ANKARA [MENL] — Turkey’s intelligence community was said to have armed Al
Qaida-aligned militias in Syria.

Documents leaked from Turkey’s Gendarmerie asserted that Ankara approved
a plan to send missiles and heavy weapons to Al Qaida-aligned militias in
Syria. The documents stemmed from a Gendarmerie investigation of three
trucks sent by the National Intelligence Agency, or MIT, and laden with
weapons, captured near the Turkish border with Syria in January 2014.

“The trucks were carrying weapons and supplies to the Al Qaida terror
organization,” a leaked Gendarmerie document read.

The documents were leaked and posted online in early January 2015.
Within a day, authorities banned the posts and prevented the media from
reporting of the findings of the Gendarmerie.

After the trucks were seized by the Gendarmerie, the government of
then-Prime Minister Recep Erdogan acknowledged that MIT was supplying
weapons. But the government said the weapons were meant for the ethnic
Turkish community rather than such Al Qaida groups as Nusra Front for the
Defense of Levant.

The documents said the trucks were stopped at the Ceyhan border gate
with Iraq. They said MIT agents tried to stop Gendarmerie from examining the
cargo and a fight erupted.

In the end, the trucks were examined and up to 55 missiles were found as
well as 25 crates of anti-aircraft and mortar shells. The crates contained
Russian lettering.

Soon after the altercation, the governor of the Adana province, Huseyin
Cos, ordered the Gendarmerie to release the trucks. Cos, an ally of Erdogan,
said Gendarmerie did not have the authority to stop the convoy.

“The trucks are moving by the order of the prime minister,” Cos was
quoted by Gendarmerie as saying.

One of the truck drivers said the weapons were received from a foreign
aircraft that landed in Ankara. The driver said the trucks were headed for
the Syrian border and accompanied by MIT.

“We carried similar loads several times before,” the drive, identified
as Murat Kislakci, said. “We were working for the state. This was the first
time we collected cargo from the airport and for the first time we were
allowed to stand by our trucks during the loading.”

The documents marked the latest allegations of Ankara’s support for Al
Qaida as well as Islamic State of Iraq and Levant. In late 2014, the Turkish
Army was seen meeting with ISIL operatives along the Syrian border.

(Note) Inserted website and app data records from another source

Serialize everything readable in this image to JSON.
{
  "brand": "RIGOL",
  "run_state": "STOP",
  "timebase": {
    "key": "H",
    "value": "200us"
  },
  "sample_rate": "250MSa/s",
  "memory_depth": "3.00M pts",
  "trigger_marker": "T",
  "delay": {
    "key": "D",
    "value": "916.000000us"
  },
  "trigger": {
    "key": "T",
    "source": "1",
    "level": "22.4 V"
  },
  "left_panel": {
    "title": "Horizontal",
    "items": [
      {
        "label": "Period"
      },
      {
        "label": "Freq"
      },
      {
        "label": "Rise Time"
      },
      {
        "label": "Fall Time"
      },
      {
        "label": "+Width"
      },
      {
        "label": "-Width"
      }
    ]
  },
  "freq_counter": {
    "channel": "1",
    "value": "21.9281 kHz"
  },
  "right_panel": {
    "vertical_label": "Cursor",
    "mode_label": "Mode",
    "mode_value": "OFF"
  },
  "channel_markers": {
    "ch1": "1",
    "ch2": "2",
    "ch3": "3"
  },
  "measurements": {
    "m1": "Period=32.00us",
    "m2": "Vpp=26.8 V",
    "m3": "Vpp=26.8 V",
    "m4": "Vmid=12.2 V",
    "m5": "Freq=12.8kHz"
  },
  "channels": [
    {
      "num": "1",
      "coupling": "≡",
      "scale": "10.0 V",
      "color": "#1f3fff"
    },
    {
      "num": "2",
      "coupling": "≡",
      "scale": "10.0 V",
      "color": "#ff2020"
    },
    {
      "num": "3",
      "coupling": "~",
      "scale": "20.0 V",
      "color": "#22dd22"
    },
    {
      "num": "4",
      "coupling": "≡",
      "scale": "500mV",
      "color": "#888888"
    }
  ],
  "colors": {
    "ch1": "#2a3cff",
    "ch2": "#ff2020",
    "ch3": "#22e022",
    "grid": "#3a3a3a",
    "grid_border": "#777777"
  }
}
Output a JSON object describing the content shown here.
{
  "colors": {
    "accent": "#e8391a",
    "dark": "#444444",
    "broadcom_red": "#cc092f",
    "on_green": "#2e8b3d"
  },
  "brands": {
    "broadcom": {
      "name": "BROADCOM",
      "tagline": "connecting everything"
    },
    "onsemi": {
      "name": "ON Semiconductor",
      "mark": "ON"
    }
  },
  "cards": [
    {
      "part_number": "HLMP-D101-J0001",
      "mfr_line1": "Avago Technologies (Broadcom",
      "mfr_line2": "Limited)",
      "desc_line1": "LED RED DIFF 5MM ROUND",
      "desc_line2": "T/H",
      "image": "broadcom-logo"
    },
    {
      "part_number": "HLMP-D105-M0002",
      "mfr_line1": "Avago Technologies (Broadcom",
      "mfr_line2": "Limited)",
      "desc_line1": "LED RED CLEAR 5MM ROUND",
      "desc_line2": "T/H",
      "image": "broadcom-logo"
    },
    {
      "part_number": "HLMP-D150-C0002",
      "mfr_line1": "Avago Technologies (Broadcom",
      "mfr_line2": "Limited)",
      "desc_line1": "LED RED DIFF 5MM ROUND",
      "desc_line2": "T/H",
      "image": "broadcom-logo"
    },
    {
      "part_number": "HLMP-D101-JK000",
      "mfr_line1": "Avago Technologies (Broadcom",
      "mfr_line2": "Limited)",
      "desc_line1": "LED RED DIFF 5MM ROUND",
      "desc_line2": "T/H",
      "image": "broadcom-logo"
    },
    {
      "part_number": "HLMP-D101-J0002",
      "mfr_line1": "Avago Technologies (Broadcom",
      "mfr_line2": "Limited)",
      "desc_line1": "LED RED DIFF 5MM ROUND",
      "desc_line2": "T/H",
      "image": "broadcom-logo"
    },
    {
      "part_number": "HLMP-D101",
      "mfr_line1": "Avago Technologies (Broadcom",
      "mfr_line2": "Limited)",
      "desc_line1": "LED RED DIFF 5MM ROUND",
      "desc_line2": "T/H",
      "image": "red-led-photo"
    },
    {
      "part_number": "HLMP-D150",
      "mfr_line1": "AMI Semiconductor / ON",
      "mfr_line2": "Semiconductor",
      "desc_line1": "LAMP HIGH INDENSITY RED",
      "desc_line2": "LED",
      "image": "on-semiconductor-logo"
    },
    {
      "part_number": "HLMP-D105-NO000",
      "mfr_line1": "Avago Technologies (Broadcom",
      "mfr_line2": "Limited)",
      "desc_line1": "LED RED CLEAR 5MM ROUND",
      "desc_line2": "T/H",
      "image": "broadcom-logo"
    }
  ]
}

The border clash sparked a purge by Erdogan of anybody linked to the
investigation of MIT. At least 13 Gendarmerie officers who participated in
the search were charged with espionage and a prosecutor was fired.

On Jan. 17, an intelligence report asserted that 3,000 people in Turkey
were linked to ISIL. MIT was said to have sent an alert to security forces
that ISIL could be planning to attack Western embassies and consulates in
Ankara and Istanbul. Turkey has acknowledged that 700 of its nationals
joined either Nusra or ISIL.

“A common concern about the foreign fighters is: What will happen when
they return to their countries?” Turkish Foreign Minister Mevlut Cavusoglu
said. “We also have this concern.”